**INSTRUCTIONS TO FOLLOW:**
Report how many lines in the records below hold the word "thumbnail". Add nothing to the number.

**EXERCISE INPUTS:**
= = = =
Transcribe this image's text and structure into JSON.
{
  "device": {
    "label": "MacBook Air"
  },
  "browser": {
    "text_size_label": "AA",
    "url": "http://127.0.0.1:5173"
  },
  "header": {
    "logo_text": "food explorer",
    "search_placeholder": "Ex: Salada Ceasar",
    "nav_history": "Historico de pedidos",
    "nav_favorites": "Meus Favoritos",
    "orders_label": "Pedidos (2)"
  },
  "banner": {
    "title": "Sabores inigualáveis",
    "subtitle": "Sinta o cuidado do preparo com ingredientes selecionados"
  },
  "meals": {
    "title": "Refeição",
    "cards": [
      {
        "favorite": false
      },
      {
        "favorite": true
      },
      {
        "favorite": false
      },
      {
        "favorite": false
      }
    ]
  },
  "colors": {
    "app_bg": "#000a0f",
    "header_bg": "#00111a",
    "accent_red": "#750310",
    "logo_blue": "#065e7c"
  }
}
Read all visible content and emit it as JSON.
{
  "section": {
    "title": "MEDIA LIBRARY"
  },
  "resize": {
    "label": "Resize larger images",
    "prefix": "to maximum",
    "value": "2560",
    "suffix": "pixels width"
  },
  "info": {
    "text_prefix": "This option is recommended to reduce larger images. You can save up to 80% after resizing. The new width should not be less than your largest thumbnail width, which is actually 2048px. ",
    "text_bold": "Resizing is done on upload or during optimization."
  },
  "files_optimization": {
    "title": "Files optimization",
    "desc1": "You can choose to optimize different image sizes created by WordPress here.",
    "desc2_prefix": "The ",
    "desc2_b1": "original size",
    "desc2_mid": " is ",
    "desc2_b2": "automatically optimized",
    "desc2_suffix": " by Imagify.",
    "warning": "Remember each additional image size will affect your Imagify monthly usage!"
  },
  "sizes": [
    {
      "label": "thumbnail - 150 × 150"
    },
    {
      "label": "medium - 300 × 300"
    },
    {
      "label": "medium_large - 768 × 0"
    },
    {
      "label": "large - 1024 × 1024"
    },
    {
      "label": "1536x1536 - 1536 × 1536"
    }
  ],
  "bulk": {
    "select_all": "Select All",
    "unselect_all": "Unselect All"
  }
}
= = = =
**SOLUTION:**
2